End users are one of the key battlegrounds between organisational security initiatives and hackers.

Phishing, malware-laden email, and fileless attacks are some of the most widespread attack vectors, making end-users the first line of defence.

The SANS Ouch! Newsletter is issued monthly from SANS and provides some good quality guidance on topical issues in cyber security.
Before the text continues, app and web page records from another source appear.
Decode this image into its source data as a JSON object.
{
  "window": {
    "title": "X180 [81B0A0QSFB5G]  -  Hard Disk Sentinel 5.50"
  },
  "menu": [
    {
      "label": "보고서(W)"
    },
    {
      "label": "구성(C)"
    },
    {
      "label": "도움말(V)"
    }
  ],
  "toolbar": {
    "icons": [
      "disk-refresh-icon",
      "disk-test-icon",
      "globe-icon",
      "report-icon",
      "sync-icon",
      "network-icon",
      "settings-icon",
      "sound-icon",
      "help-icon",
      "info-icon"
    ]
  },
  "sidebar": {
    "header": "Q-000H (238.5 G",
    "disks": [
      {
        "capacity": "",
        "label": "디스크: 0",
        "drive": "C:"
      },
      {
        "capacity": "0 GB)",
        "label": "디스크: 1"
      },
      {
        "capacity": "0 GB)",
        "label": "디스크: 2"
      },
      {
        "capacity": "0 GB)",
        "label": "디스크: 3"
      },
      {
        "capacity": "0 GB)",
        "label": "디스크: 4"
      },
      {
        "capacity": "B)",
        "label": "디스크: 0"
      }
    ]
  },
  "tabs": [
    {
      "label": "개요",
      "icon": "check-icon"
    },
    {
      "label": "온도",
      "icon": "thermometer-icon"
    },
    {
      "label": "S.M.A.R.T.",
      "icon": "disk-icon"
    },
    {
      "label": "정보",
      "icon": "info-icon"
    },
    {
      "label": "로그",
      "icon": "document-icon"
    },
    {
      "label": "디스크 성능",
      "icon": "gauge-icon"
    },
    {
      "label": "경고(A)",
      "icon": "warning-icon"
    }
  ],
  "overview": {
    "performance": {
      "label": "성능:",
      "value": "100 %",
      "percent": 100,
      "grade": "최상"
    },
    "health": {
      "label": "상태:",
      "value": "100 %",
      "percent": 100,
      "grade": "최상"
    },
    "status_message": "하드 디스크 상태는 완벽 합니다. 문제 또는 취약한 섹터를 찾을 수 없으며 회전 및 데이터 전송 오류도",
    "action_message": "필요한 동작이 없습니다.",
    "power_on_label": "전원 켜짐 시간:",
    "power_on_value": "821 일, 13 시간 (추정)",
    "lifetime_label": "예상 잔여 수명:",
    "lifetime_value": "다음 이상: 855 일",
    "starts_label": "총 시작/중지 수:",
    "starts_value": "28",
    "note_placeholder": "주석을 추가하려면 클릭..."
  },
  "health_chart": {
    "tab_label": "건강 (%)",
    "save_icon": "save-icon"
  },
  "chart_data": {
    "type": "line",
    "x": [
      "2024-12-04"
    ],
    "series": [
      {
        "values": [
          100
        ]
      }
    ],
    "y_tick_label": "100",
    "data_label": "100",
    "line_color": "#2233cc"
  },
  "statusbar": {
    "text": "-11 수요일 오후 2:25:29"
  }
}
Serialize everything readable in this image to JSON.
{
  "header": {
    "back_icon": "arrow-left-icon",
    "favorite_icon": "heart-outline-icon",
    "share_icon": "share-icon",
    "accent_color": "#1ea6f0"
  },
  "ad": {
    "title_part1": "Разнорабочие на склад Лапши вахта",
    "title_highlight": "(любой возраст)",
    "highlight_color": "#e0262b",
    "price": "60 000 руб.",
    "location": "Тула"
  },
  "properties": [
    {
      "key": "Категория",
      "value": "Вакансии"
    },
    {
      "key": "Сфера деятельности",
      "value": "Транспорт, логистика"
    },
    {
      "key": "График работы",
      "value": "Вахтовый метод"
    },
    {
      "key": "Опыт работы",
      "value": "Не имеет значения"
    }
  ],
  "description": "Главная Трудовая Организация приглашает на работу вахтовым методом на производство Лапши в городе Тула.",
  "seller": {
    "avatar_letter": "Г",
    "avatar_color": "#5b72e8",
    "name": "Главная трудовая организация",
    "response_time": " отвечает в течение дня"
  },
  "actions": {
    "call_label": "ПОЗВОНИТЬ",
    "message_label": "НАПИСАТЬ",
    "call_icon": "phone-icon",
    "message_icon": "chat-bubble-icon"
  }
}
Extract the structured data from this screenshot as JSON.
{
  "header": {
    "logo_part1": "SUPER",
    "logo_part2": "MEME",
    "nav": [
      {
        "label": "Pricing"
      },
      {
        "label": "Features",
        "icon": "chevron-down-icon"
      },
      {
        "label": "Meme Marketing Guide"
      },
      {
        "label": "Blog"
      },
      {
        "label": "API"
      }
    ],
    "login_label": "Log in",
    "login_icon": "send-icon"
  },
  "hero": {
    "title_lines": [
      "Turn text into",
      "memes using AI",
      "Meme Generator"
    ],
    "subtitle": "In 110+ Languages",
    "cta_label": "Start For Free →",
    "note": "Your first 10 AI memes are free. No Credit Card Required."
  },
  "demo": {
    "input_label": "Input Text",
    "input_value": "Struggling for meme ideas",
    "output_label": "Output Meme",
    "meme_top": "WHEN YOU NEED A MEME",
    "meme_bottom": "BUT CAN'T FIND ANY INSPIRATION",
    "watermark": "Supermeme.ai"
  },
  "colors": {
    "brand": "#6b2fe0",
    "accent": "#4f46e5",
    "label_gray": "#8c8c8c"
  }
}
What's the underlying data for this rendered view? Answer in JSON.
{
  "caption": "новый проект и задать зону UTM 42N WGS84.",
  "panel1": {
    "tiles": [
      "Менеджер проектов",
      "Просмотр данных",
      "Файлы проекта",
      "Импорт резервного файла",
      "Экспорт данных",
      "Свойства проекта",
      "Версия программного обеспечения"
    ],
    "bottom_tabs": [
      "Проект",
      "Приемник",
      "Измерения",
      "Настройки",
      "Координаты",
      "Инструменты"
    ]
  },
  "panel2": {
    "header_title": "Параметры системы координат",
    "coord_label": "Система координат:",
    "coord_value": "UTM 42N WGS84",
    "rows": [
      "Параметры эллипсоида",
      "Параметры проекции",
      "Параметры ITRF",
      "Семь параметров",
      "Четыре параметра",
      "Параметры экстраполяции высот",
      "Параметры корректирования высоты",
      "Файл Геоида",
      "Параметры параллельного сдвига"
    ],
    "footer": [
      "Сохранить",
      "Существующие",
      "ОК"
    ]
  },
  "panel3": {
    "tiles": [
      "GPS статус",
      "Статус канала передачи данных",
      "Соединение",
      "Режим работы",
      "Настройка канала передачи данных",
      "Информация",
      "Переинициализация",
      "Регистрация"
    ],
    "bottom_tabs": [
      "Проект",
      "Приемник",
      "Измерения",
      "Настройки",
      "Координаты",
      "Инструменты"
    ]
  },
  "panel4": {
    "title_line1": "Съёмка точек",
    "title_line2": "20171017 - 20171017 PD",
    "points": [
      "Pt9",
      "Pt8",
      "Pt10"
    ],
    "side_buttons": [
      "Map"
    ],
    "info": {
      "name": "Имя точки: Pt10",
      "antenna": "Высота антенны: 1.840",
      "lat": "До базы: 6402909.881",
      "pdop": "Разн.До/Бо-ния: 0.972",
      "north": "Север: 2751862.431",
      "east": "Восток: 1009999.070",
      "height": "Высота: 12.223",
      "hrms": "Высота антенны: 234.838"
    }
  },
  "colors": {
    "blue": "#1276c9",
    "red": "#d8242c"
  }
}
Most importantly it is written in a way that non-specialists can understand and apply.

Adopting your own organisational bulletins on security, or even including them as part of a larger publicity programme, can make a big difference to organisational cyber health.